5) Daft Punk – Harder, Better, Faster, Stronger
This has to be one of the most fun vocal performances/sounds/productions there is. The voice just sounds so cool, bottom line. When you have a high energy song like this, don’t just match it with the vocals, but exceed it. There are so many nuances throughout this song that hint at a smart and calculated producer. Well done. And I just had to use the hands video here – sorry Daft but this is better.
4) Elvis Presley – Blue Moon
How do you pick just one slapback echo song? How about start with the first. Although slapback echo was heard as far back as 1952 (I believe), this song is the first to have it on the vocals, which were usually pretty dry and up front. Leave it to ol’ Sam Phillips to pioneer the technique here in a song that “features what was soon to become a defining production characteristic of rock n’ roll music: the reverberant, echoic lead vocal” (Peter Doyle).
3) Phil Collins – In the Air Tonight
This is probably my personal favorite as far as vocal quality, tone, character, and effects go. Every time you get to 2:38, it’s new and fresh. You’re always wishing there was more.

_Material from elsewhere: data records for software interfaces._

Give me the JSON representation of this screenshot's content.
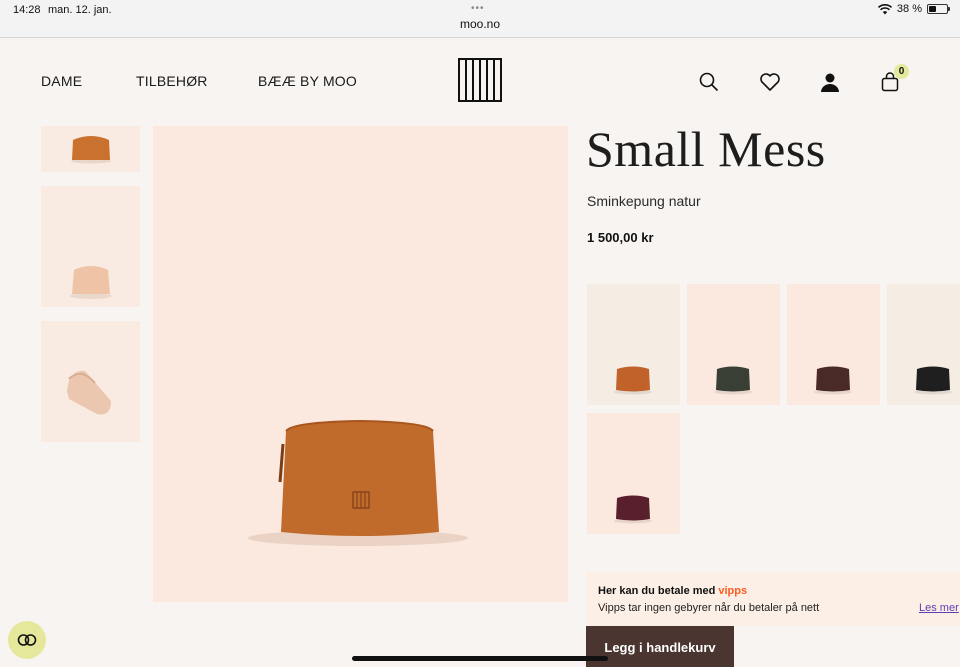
{
  "status_bar": {
    "time": "14:28",
    "date": "man. 12. jan.",
    "url": "moo.no",
    "battery_text": "38 %",
    "battery_level": 0.38
  },
  "header": {
    "nav": [
      "DAME",
      "TILBEHØR",
      "BÆÆ BY MOO"
    ],
    "logo_text": "MOO",
    "cart_count": "0"
  },
  "product": {
    "title": "Small Mess",
    "subtitle": "Sminkepung natur",
    "price": "1 500,00 kr"
  },
  "variants": {
    "colors": [
      "#c0622a",
      "#3a3f36",
      "#4a2a26",
      "#1f1f1f",
      "#5a1f2c"
    ],
    "backgrounds": [
      "#f5ece3",
      "#fbe8de",
      "#fbe8de",
      "#f5ece3",
      "#fbe8de"
    ]
  },
  "vipps": {
    "line1": "Her kan du betale med",
    "logo": "vipps",
    "line2": "Vipps tar ingen gebyrer når du betaler på nett",
    "more": "Les mer"
  },
  "actions": {
    "add_to_cart": "Legg i handlekurv"
  },
  "colors": {
    "page_bg": "#f8f4f1",
    "accent_yellow": "#e5e89a",
    "button_bg": "#4a3530",
    "vipps_orange": "#ff5b24"
  }
}
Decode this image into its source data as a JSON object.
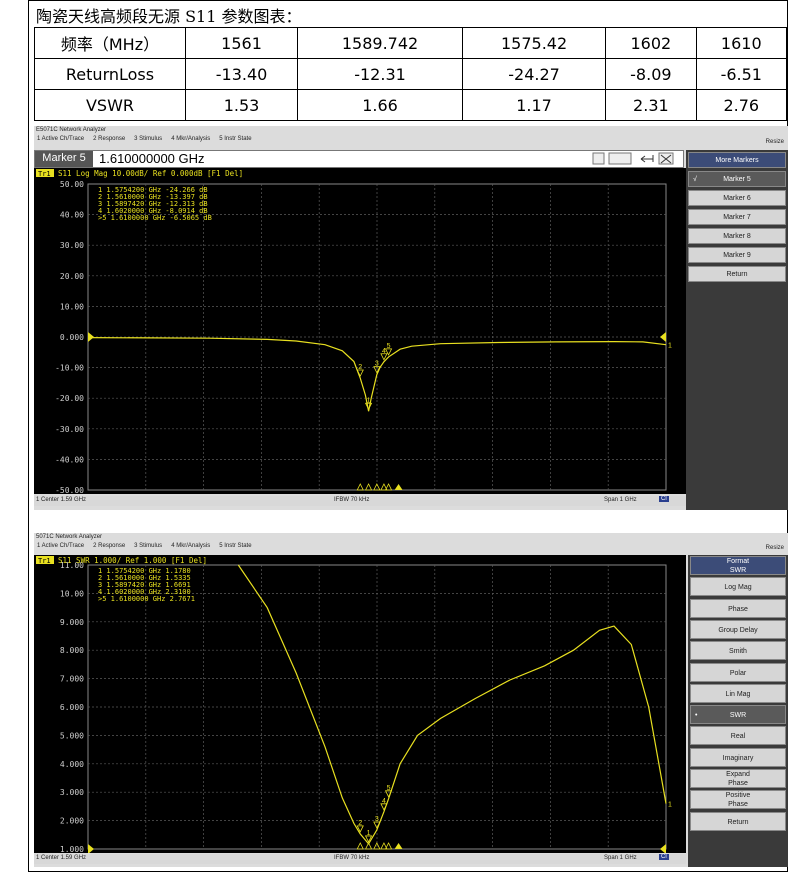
{
  "document": {
    "title": "陶瓷天线高频段无源 S11 参数图表：",
    "table": {
      "header": [
        "频率（MHz）",
        "1561",
        "1589.742",
        "1575.42",
        "1602",
        "1610"
      ],
      "rows": [
        [
          "ReturnLoss",
          "-13.40",
          "-12.31",
          "-24.27",
          "-8.09",
          "-6.51"
        ],
        [
          "VSWR",
          "1.53",
          "1.66",
          "1.17",
          "2.31",
          "2.76"
        ]
      ]
    }
  },
  "analyzer1": {
    "title": "E5071C Network Analyzer",
    "menu": [
      "1 Active Ch/Trace",
      "2 Response",
      "3 Stimulus",
      "4 Mkr/Analysis",
      "5 Instr State"
    ],
    "resize": "Resize",
    "marker_entry_label": "Marker 5",
    "marker_entry_value": "1.610000000 GHz",
    "trace_label": "Tr1",
    "trace_header": "S11 Log Mag 10.00dB/ Ref 0.000dB [F1 Del]",
    "marker_rows": [
      "1  1.5754200 GHz -24.266 dB",
      "2  1.5610000 GHz -13.397 dB",
      "3  1.5897420 GHz -12.313 dB",
      "4  1.6020000 GHz  -8.0914 dB",
      ">5  1.6100000 GHz  -6.5065 dB"
    ],
    "y_ticks": [
      "50.00",
      "40.00",
      "30.00",
      "20.00",
      "10.00",
      "0.000",
      "-10.00",
      "-20.00",
      "-30.00",
      "-40.00",
      "-50.00"
    ],
    "softkeys": [
      "More Markers",
      "Marker 5",
      "Marker 6",
      "Marker 7",
      "Marker 8",
      "Marker 9",
      "Return"
    ],
    "status_left": "1  Center 1.59 GHz",
    "status_mid": "IFBW 70 kHz",
    "status_right": "Span 1 GHz",
    "cal_badge": "Cl"
  },
  "analyzer2": {
    "title": "5071C Network Analyzer",
    "menu": [
      "1 Active Ch/Trace",
      "2 Response",
      "3 Stimulus",
      "4 Mkr/Analysis",
      "5 Instr State"
    ],
    "resize": "Resize",
    "trace_label": "Tr1",
    "trace_header": "S11 SWR 1.000/ Ref 1.000 [F1 Del]",
    "marker_rows": [
      "1  1.5754200 GHz  1.1780",
      "2  1.5610000 GHz  1.5335",
      "3  1.5897420 GHz  1.6691",
      "4  1.6020000 GHz  2.3100",
      ">5  1.6100000 GHz  2.7671"
    ],
    "y_ticks": [
      "11.00",
      "10.00",
      "9.000",
      "8.000",
      "7.000",
      "6.000",
      "5.000",
      "4.000",
      "3.000",
      "2.000",
      "1.000"
    ],
    "softkeys": [
      "Format\nSWR",
      "Log Mag",
      "Phase",
      "Group Delay",
      "Smith",
      "Polar",
      "Lin Mag",
      "SWR",
      "Real",
      "Imaginary",
      "Expand\nPhase",
      "Positive\nPhase",
      "Return"
    ],
    "status_left": "1  Center 1.59 GHz",
    "status_mid": "IFBW 70 kHz",
    "status_right": "Span 1 GHz",
    "cal_badge": "Cl"
  },
  "chart_data": [
    {
      "type": "line",
      "title": "S11 Log Mag 10.00dB/ Ref 0.000dB [F1 Del]",
      "xlabel": "",
      "ylabel": "",
      "ylim": [
        -50,
        50
      ],
      "x_range_ghz": [
        1.09,
        2.09
      ],
      "grid": true,
      "series": [
        {
          "name": "S11",
          "color": "#e8e020",
          "x": [
            1.09,
            1.2,
            1.3,
            1.4,
            1.45,
            1.5,
            1.53,
            1.55,
            1.561,
            1.57,
            1.5754,
            1.58,
            1.5897,
            1.595,
            1.602,
            1.61,
            1.63,
            1.65,
            1.7,
            1.8,
            1.9,
            2.0,
            2.05,
            2.09
          ],
          "y": [
            -0.2,
            -0.3,
            -0.4,
            -0.8,
            -1.3,
            -2.5,
            -4.5,
            -8.0,
            -13.4,
            -19.0,
            -24.27,
            -20.0,
            -12.31,
            -10.0,
            -8.09,
            -6.51,
            -4.0,
            -3.0,
            -2.2,
            -1.8,
            -1.6,
            -1.5,
            -1.6,
            -2.5
          ]
        }
      ],
      "markers": [
        {
          "id": "1",
          "x": 1.57542,
          "y": -24.266
        },
        {
          "id": "2",
          "x": 1.561,
          "y": -13.397
        },
        {
          "id": "3",
          "x": 1.589742,
          "y": -12.313
        },
        {
          "id": "4",
          "x": 1.602,
          "y": -8.0914
        },
        {
          "id": "5",
          "x": 1.61,
          "y": -6.5065
        }
      ]
    },
    {
      "type": "line",
      "title": "S11 SWR 1.000/ Ref 1.000 [F1 Del]",
      "xlabel": "",
      "ylabel": "",
      "ylim": [
        1,
        11
      ],
      "x_range_ghz": [
        1.09,
        2.09
      ],
      "grid": true,
      "series": [
        {
          "name": "S11",
          "color": "#e8e020",
          "x": [
            1.35,
            1.4,
            1.45,
            1.5,
            1.53,
            1.55,
            1.561,
            1.5754,
            1.5897,
            1.602,
            1.61,
            1.63,
            1.66,
            1.7,
            1.76,
            1.82,
            1.88,
            1.93,
            1.975,
            2.0,
            2.03,
            2.06,
            2.09
          ],
          "y": [
            11,
            9.5,
            7.2,
            4.6,
            2.8,
            1.9,
            1.53,
            1.18,
            1.67,
            2.31,
            2.77,
            4.0,
            5.0,
            5.6,
            6.3,
            6.95,
            7.45,
            8.0,
            8.7,
            8.85,
            8.2,
            6.0,
            2.6
          ]
        }
      ],
      "markers": [
        {
          "id": "1",
          "x": 1.57542,
          "y": 1.178
        },
        {
          "id": "2",
          "x": 1.561,
          "y": 1.5335
        },
        {
          "id": "3",
          "x": 1.589742,
          "y": 1.6691
        },
        {
          "id": "4",
          "x": 1.602,
          "y": 2.31
        },
        {
          "id": "5",
          "x": 1.61,
          "y": 2.7671
        }
      ]
    }
  ]
}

Phil Collins is in his prime here, and the added reverb and echo on his voice just draws you in like no other. If you want to talk about atmosphere, start with this song.

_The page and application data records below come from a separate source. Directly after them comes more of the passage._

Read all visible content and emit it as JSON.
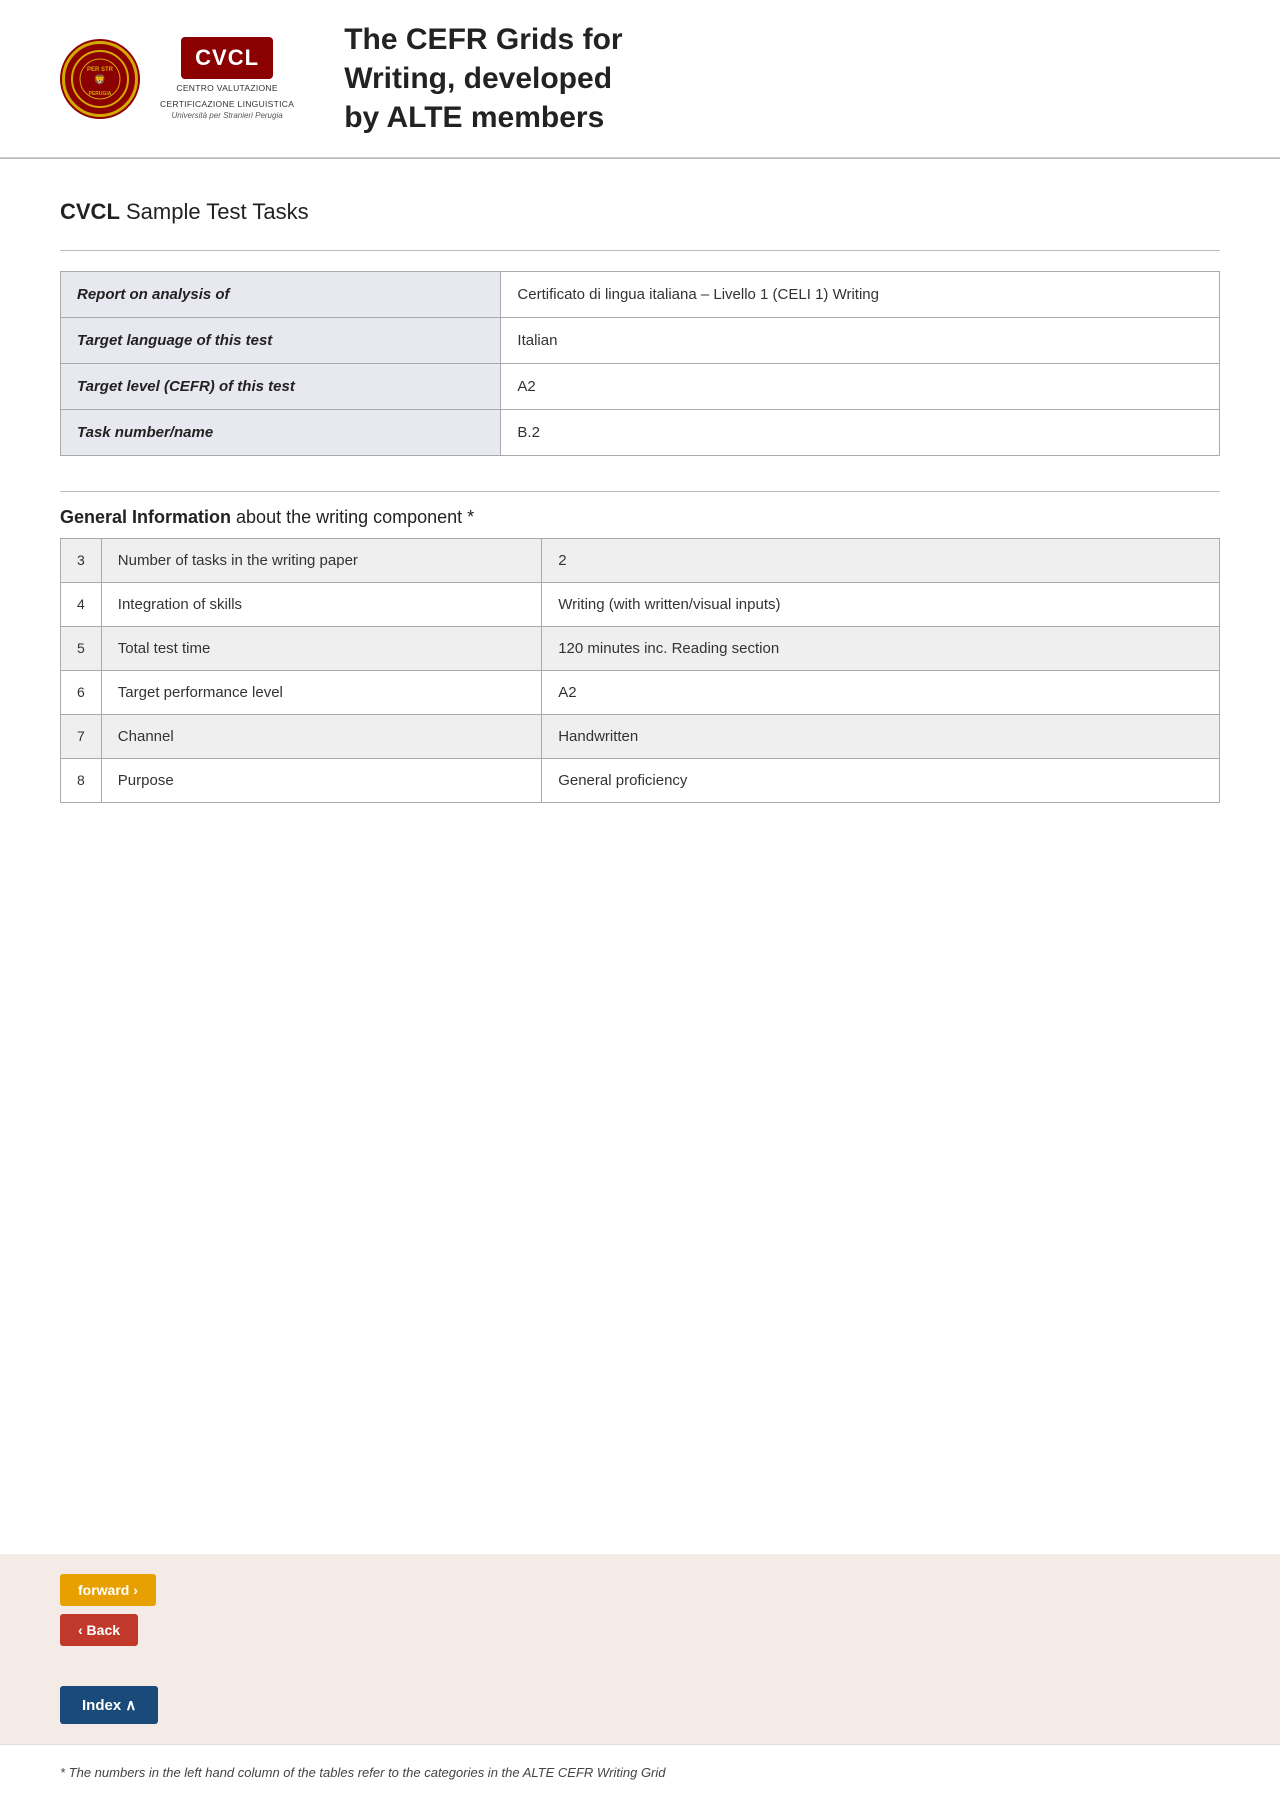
{
  "header": {
    "logo_cvcl_label": "CVCL",
    "logo_org_line1": "CENTRO VALUTAZIONE",
    "logo_org_line2": "CERTIFICAZIONE LINGUISTICA",
    "logo_org_sub": "Università per Stranieri Perugia",
    "title_line1": "The CEFR Grids for",
    "title_line2": "Writing, developed",
    "title_line3": "by ALTE members"
  },
  "section_title": {
    "prefix": "CVCL",
    "suffix": " Sample Test Tasks"
  },
  "info_table": {
    "rows": [
      {
        "label": "Report on analysis of",
        "value": "Certificato di lingua italiana – Livello 1 (CELI 1)  Writing"
      },
      {
        "label": "Target language of this test",
        "value": "Italian"
      },
      {
        "label": "Target level (CEFR) of this test",
        "value": "A2"
      },
      {
        "label": "Task number/name",
        "value": "B.2"
      }
    ]
  },
  "general_info": {
    "heading_bold": "General Information",
    "heading_rest": " about the writing component *",
    "rows": [
      {
        "num": "3",
        "label": "Number of tasks in the writing paper",
        "value": "2"
      },
      {
        "num": "4",
        "label": "Integration of skills",
        "value": "Writing (with written/visual inputs)"
      },
      {
        "num": "5",
        "label": "Total test time",
        "value": "120 minutes inc. Reading section"
      },
      {
        "num": "6",
        "label": "Target performance level",
        "value": "A2"
      },
      {
        "num": "7",
        "label": "Channel",
        "value": "Handwritten"
      },
      {
        "num": "8",
        "label": "Purpose",
        "value": "General proficiency"
      }
    ]
  },
  "buttons": {
    "forward_label": "forward ›",
    "back_label": "‹ Back",
    "index_label": "Index ∧"
  },
  "footer": {
    "note": "* The numbers in the left hand column of the tables refer to the categories in the ALTE CEFR Writing Grid"
  }
}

2) Peter Frampton – Do You Feel Like I Do
It’s this easy: has there ever been a song where the audience gets more excited about a vocal sound than this? I think not. Even thought the first seven minutes are awesome (and seriously, his guitar solo is great), you know you’re just waiting for him to do his thing. Frampton rocked the Talk Box so hard that everyone pretty much just stays away from it (for the most part *cough….Bon Jovi). Forget “Show Me the Way”, this song has the excitement that 35+ years later can’t be matched. And what I especially like is that he doesn’t just use it as a gimmick, he really connects with people, with the music. Did I mention this is an underrated song?
1) Imogen Heap – Hide and Seek
I know I’m going to get crap for this, but I’m sticking with it. No bandwagon here, this is just simply a vocal song in a league of its own. Yes, 40-year old Music Gear Forum Guy, the vocoder has been used before. We know. But don’t tell me it was ever used like this. This is another level. And I’m not talking about aesthetics here, either. It’s one thing to have a cool sound, but it’s another thing to make it emotional, personal, haunting. And interestingly enough, this wasn’t the result of a genius producer – it was pretty much a random “stumble upon” moment, as described in an interview with Electronic Musician:
“My favorite computer blew up on me, but I didn’t want to leave the studio without having done anything that day. I saw the [DigiTech Vocalist Workstation] on a shelf and just plugged it into my little 4-track MiniDisc with my mic and my keyboard and pressed Record. The first thing that I sang was those first few lines, “Where are we? What the hell is going on?” I set the vocalist to a four-note polyphony, so even if I play ten notes on the keyboard, it will only choose four of them. It’s quite nicely surprising when it comes back with a strange combination. When it gets really high in the second chorus, that’s a result of it choosing higher rather than low notes, so I ended up going even higher to compensate, above the chord. I recorded it in, like, four-and-a-half minutes, and it ended up on the album in exactly the structure of how it came out of me then. I love it because it doesn’t feel like my song. It just came out of nowhere, and I’m not questioning that one at all.”